DATA PROVIDED:
%%
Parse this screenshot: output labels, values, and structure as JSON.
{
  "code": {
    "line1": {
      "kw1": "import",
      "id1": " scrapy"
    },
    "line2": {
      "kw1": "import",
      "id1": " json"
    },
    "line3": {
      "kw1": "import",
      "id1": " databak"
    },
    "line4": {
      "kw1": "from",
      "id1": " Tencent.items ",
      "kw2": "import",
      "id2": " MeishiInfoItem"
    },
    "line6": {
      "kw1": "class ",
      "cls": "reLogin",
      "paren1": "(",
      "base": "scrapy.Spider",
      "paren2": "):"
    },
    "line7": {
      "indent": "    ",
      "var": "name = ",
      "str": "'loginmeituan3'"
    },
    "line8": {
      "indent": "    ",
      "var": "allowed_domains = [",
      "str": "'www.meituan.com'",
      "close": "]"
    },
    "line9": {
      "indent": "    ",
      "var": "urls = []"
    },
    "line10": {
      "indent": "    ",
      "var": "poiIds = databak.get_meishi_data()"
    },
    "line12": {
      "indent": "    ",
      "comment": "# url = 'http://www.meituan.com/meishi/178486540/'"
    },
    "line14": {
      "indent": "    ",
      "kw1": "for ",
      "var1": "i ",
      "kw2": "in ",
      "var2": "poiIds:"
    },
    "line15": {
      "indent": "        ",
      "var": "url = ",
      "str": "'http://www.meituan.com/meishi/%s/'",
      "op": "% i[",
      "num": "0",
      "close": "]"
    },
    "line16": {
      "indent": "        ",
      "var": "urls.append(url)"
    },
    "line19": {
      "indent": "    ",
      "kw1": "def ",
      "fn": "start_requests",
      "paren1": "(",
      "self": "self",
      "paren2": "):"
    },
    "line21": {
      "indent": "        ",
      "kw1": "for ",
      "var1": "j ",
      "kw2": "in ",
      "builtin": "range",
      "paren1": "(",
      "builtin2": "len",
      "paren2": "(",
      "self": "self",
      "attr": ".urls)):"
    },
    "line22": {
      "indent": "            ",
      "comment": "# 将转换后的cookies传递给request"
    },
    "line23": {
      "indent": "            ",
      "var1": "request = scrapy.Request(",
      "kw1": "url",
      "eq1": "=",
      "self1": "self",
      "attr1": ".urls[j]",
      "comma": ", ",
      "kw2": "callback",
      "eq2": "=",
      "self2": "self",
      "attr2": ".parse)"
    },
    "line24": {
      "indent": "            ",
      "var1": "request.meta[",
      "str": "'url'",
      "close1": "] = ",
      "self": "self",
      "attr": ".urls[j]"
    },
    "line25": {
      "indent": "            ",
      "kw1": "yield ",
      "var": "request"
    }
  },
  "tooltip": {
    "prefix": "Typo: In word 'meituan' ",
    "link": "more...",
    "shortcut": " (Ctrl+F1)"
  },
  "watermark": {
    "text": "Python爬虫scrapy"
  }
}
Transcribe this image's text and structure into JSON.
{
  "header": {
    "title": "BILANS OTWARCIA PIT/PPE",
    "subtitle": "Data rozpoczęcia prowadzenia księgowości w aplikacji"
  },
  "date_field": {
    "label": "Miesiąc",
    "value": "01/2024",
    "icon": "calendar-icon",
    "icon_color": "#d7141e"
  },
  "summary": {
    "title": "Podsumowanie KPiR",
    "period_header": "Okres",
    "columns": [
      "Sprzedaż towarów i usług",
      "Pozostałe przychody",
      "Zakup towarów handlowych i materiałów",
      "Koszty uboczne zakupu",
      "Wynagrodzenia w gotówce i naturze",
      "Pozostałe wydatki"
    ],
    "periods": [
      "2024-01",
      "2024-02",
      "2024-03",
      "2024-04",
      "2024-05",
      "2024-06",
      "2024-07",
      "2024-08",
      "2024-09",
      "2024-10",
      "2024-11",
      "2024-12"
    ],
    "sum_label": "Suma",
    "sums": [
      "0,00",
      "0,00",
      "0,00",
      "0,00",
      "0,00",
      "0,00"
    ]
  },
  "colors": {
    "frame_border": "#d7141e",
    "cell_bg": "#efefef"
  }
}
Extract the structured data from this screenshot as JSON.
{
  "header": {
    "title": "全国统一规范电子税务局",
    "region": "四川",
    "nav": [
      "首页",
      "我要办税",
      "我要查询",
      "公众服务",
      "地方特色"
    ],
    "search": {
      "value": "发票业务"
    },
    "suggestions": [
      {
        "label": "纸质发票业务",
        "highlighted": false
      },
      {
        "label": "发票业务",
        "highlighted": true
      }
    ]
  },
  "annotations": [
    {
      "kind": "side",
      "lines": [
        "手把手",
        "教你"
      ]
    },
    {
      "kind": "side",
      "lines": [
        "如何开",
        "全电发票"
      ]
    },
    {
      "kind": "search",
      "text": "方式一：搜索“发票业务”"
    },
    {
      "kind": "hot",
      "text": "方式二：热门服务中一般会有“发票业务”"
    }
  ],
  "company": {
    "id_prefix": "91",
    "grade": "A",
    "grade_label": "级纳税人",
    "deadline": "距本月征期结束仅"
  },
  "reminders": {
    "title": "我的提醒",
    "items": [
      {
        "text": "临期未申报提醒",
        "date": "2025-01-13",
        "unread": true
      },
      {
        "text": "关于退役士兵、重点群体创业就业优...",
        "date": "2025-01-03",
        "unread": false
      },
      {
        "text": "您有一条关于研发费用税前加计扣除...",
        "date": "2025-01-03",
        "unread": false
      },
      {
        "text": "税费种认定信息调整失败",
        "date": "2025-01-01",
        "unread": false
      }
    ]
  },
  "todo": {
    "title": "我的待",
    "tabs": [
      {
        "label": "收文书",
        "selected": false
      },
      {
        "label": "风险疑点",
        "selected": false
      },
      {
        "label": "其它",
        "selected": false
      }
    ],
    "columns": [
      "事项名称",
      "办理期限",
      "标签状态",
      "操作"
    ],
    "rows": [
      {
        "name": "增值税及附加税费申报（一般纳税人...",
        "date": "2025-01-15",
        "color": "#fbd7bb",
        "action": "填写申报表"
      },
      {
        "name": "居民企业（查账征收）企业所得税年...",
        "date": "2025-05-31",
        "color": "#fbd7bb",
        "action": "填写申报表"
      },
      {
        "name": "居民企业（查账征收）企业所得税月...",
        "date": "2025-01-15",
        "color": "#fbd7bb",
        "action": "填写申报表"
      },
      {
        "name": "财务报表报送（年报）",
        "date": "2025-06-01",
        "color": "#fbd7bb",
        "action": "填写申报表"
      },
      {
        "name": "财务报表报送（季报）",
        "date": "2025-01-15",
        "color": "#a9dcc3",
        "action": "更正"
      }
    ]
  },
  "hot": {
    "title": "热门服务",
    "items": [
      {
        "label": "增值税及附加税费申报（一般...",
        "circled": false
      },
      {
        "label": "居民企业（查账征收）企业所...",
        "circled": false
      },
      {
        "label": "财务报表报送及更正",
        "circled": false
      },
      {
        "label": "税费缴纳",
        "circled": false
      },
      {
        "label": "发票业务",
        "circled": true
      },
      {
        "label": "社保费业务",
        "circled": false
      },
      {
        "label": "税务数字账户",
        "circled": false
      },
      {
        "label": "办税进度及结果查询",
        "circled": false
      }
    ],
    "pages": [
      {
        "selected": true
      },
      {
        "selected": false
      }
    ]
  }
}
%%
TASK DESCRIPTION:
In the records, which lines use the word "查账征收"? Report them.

RESULT OF THE EXERCISE:
        "name": "居民企业（查账征收）企业所得税年...",
        "name": "居民企业（查账征收）企业所得税月...",
        "label": "居民企业（查账征收）企业所...",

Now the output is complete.